Dr Walker said, “It’s pleasing to see that this is supported by Council’s registration data, showing (as of 30 June), 47.7 percent of doctors on the register with a current practising certificate are women.”
“It is very important that the medical profession reflects the demographics of the communities it serves.”
The size of the workforce has increased by 11.1 percent between 2019 and 2022, from 16,907 doctors to 18,708.
Aotearoa retained no less than 90 percent of graduates from the 2010, 2011, 2012 and 2013 cohorts for 5 years after initial registration. Retention for earlier cohorts at the same point averaged just under 80 percent.
“This may reflect initiatives like the Ministry of Health’s Voluntary Bonding Scheme giving graduates greater incentives to remain in New Zealand in the years immediately after graduation”, says Dr Walker.
“It’s pleasing to see Aotearoa is retaining more of our own graduates than we used to. However, the pressures on the medical workforce remain. We need to retain as many of our graduates as possible, as the future leaders and practitioners in our health system.”
The report also shows Aotearoa has a significant proportion of doctors who have gained their medical degree overseas, with 42.2% of doctors on the register being international medical graduates.
“It is important that Council maintains robust and fair processes for doctors from overseas who wish to practise in Aotearoa, while also increasing the number of our own trained doctors to assist in securing a more self-sustainable workforce in the future,” Says Dr Walker.
About the survey
The 2022 New Zealand Medical Workforce report is drawn from the feedback gathered when a doctor applies for the annual practising certificate. It provides an overview of the current medical workforce, insights into the changing demographics of the profession, and the trends around where and how doctors are working.
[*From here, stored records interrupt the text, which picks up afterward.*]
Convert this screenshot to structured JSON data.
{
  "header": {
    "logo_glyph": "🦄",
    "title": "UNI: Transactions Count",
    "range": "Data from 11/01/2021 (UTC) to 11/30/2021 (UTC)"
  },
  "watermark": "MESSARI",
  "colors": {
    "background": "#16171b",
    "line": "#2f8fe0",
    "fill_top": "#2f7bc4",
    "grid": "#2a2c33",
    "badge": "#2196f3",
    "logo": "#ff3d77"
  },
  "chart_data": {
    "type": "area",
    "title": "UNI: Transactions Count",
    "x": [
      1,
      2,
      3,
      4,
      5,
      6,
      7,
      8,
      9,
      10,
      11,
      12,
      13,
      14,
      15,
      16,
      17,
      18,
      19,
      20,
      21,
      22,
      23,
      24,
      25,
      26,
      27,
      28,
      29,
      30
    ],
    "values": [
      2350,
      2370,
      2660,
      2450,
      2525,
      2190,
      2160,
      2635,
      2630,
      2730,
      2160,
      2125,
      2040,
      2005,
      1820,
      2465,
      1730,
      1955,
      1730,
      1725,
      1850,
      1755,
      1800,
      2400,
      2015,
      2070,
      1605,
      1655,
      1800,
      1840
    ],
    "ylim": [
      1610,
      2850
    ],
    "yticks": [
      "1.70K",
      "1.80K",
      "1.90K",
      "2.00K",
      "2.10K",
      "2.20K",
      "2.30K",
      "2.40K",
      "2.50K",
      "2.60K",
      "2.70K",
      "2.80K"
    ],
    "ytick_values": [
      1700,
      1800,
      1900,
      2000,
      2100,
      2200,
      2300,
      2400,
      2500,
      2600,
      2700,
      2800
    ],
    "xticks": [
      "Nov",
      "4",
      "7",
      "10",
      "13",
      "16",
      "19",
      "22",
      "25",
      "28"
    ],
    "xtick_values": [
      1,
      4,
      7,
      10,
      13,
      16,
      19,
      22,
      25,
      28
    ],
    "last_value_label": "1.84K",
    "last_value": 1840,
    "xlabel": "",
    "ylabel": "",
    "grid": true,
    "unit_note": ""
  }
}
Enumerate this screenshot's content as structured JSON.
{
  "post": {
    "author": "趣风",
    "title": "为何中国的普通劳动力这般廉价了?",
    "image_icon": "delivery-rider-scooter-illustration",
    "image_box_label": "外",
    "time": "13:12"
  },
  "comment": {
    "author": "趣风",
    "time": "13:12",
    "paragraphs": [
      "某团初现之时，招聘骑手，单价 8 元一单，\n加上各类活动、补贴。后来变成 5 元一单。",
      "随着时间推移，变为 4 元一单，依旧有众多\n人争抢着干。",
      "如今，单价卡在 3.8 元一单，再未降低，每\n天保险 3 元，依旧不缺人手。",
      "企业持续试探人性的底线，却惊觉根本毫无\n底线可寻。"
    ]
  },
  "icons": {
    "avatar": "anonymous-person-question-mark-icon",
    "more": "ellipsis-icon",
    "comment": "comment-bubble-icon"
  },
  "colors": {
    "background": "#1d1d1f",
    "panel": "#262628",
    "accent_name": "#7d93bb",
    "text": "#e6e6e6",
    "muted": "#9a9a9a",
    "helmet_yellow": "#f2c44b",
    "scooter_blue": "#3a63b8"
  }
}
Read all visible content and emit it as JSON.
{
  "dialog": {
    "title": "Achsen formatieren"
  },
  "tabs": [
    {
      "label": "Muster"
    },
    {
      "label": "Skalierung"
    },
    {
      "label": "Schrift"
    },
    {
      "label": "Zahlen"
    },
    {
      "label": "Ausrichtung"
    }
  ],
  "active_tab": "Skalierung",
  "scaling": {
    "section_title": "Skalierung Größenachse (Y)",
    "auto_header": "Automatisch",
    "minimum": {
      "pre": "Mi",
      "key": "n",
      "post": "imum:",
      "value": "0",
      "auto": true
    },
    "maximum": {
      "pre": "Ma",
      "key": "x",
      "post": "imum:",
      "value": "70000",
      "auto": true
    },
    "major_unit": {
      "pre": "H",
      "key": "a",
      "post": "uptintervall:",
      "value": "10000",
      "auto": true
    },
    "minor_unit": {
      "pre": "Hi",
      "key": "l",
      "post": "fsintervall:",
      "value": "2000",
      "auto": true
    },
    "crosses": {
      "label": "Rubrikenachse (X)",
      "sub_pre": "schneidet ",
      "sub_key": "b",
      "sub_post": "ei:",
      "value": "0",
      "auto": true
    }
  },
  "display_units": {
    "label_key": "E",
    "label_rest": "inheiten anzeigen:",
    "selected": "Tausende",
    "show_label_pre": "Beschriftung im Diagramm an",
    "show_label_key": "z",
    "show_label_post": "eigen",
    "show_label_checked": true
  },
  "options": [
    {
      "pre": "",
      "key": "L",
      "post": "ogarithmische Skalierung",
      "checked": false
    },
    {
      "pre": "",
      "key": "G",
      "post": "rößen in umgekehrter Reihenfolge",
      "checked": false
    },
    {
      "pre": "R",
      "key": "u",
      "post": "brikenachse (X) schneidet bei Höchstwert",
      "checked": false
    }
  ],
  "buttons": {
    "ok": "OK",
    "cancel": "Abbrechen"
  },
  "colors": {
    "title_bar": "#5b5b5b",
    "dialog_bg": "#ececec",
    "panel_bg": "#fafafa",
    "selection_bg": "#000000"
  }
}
For more information:
Senior Communications Advisor
Ph: 021 723 259